strap detioration? how long do they last

I recently got a canoe trailer and am keeping my 17’ grumman on it. The canoe is aluminum and being outside for it’s not an issue…but I’ve got to keep it attached to the trailer so it stays put. (it gets windy here and I had to chase it round the yard twice this past winter till I tied it to a big ol’ tree).

So I’m currently using straps like one would use to transport. These are now out in the weather (rain, sun) 24/7 (ok, sun for 16 hours anyway). This has to shorten their lives to some extent…

So what’s to look for? Are some straps better than others for this type of use?

In heavy use, I see nylon and polypropylene straps last 3-5 years if they are not lost or frayed beyond safe use. I just became aware of polyester straps which have superior UV durability, but haven’t used them long enough to compare.

Personally I would recommend rope. Learn the trucker’s hitch and you’re boat will be just as secure. You won’t think twice about the cost of replacing a few feet of rope every year whereas buying new straps every year can be expensive. Polyester rope is easy to find and does have the edge when it comes to UV protection.

NRS straps are good…
I lived in an RV for about a year and a half, my Wenonah Prism lived on top of the RV the whole time, I figure the straps were exposed to the sun for at least 2 years straight, once I moved into a house, the canoe lived on top of my Volvo wagon for the Summer months…

Bought them in 2004, they have at least 50,000 road miles on them.

Still use them today, they are a little faded, but still strong.

nylon vs polyester vs polypro
Nylon is the strongest synthetic fiber on a tensile strength to fiber diameter basis but it does stretch and definitely will degrade with continuous UV exposure. The problem is that the degree to which its strength has eroded may not be immediately apparent from its appearance.

Polypro is somewhat weaker, but still strong, has little stretch and I believe has somewhat greater UV resistance.

Polyester is definitely most UV resistant, which is why auto seat belts and shoulder straps are make of it. I have purchased polyester ratchet-action cam straps at Walmart.

how to
identify the material my current straps are made of?

Another vote for NRS
I would think that getting 5 years out of a set of well-exposed straps is a good deal. Even if periodically treated with 303 Protectant.

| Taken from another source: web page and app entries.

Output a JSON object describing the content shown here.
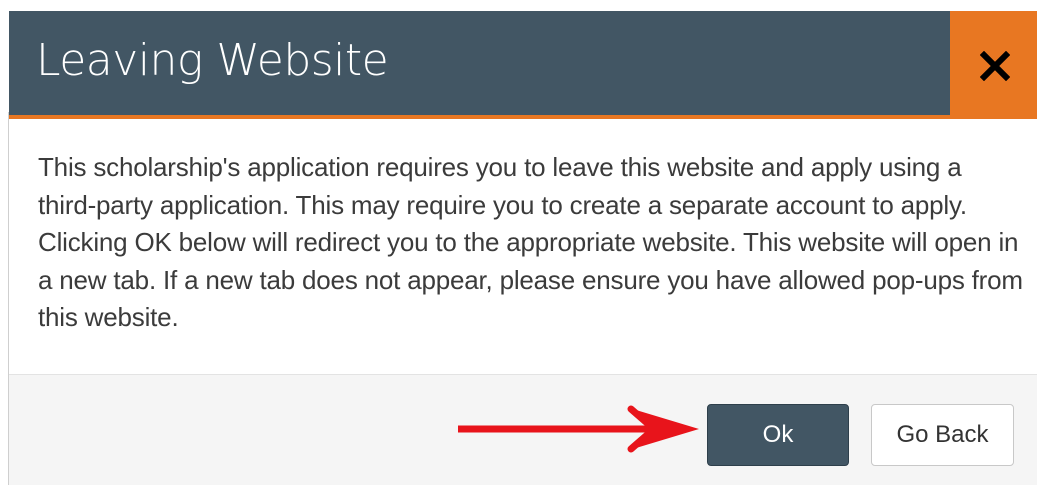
{
  "dialog": {
    "title": "Leaving Website",
    "close_icon": "close-x-icon",
    "message": "This scholarship's application requires you to leave this website and apply using a third-party application. This may require you to create a separate account to apply. Clicking OK below will redirect you to the appropriate website. This website will open in a new tab. If a new tab does not appear, please ensure you have allowed pop-ups from this website.",
    "buttons": {
      "ok_label": "Ok",
      "go_back_label": "Go Back"
    }
  },
  "annotation": {
    "arrow_icon": "red-arrow-icon",
    "arrow_color": "#e8141b"
  },
  "colors": {
    "header_bg": "#425664",
    "accent": "#e87722",
    "ok_button_bg": "#425664"
  }
}
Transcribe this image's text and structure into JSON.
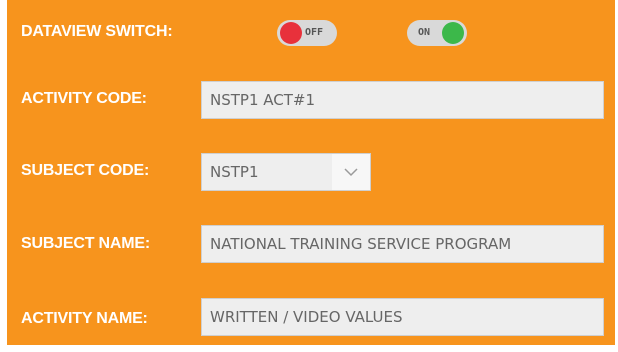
{
  "dataview": {
    "label": "DATAVIEW SWITCH:",
    "off_toggle": {
      "text": "OFF",
      "knob_color": "#e8313b"
    },
    "on_toggle": {
      "text": "ON",
      "knob_color": "#3cb84a"
    }
  },
  "activity_code": {
    "label": "ACTIVITY CODE:",
    "value": "NSTP1 ACT#1"
  },
  "subject_code": {
    "label": "SUBJECT CODE:",
    "value": "NSTP1",
    "arrow_icon": "chevron-down-icon"
  },
  "subject_name": {
    "label": "SUBJECT NAME:",
    "value": "NATIONAL TRAINING SERVICE PROGRAM"
  },
  "activity_name": {
    "label": "ACTIVITY NAME:",
    "value": "WRITTEN / VIDEO VALUES"
  },
  "colors": {
    "panel_background": "#f7941d",
    "label_text": "#ffffff",
    "field_background": "#eeeeee",
    "field_text": "#666666"
  }
}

NRS uses polypro for their CAM straps (not ratchet)and they are often used in raft-rigging applications in the desert southwest.


My oldest ones are 15 years old
and are still good.

They have been used in the hot Florida sun for quite a few years.

I have new ones that I keep for “just in case”

I would be more worried about the cam-lock buckle and spring, and use WD-40 on each one three or four times a year.

Other than losing their original stiffness, I see no signs of deterioration.

Jack L

Too many variables to say
The constant exposure to UV is bad. But we don’t know how often the straps get tightened and loosened, whether there is lots of dust and sand in the wind, what kind of sharp edges the straps may sit against, and how fast you drive.

Polypro isn’t as strong (I believe tensile strength, specifically) as nylon, but it resists UV deterioration better. FYI, the red Malone straps are polypro. Most straps are nylon.

Check the straps for edge cuts or abrasion, and check the springs for weakness or corrosion. Always carry a spare set of straps with you. Always!

Instead of strap, use a cable lock
If the main reason for the 24/7 straps is keep the canoe in place on the trailer while being stored at home, you could keep a light weight cable lock on your canoe, then put the straps on when you transport. The straps would no longer be constantly exposed to the weather, and your canoe would have a bit added protection from theft as well as being secured to the trailer.

They last right up to the point when
they either fail, or you look at them and ask yourself, “I wonder if these things are still safe.” Think of them as if they were your army generals. As soon as you’ve lost confidence in them, or they you, it’s time for a change.

Straps are easier on the canoe than rope and easier to tension. When the straps start getting stiff, you’ll know when they do, it’s time to replace them.

Bill H.

Oh yeah, how long. Your profile says western PA, so you’ll roughly the same latitude as I am in IL, a bit more south. The straps should last easily 2 or 3 years, long enough that you’ll forget how much they cost :wink:

Don’t use ratchet straps, ok for cargo, can crush a canoe.

Bill H.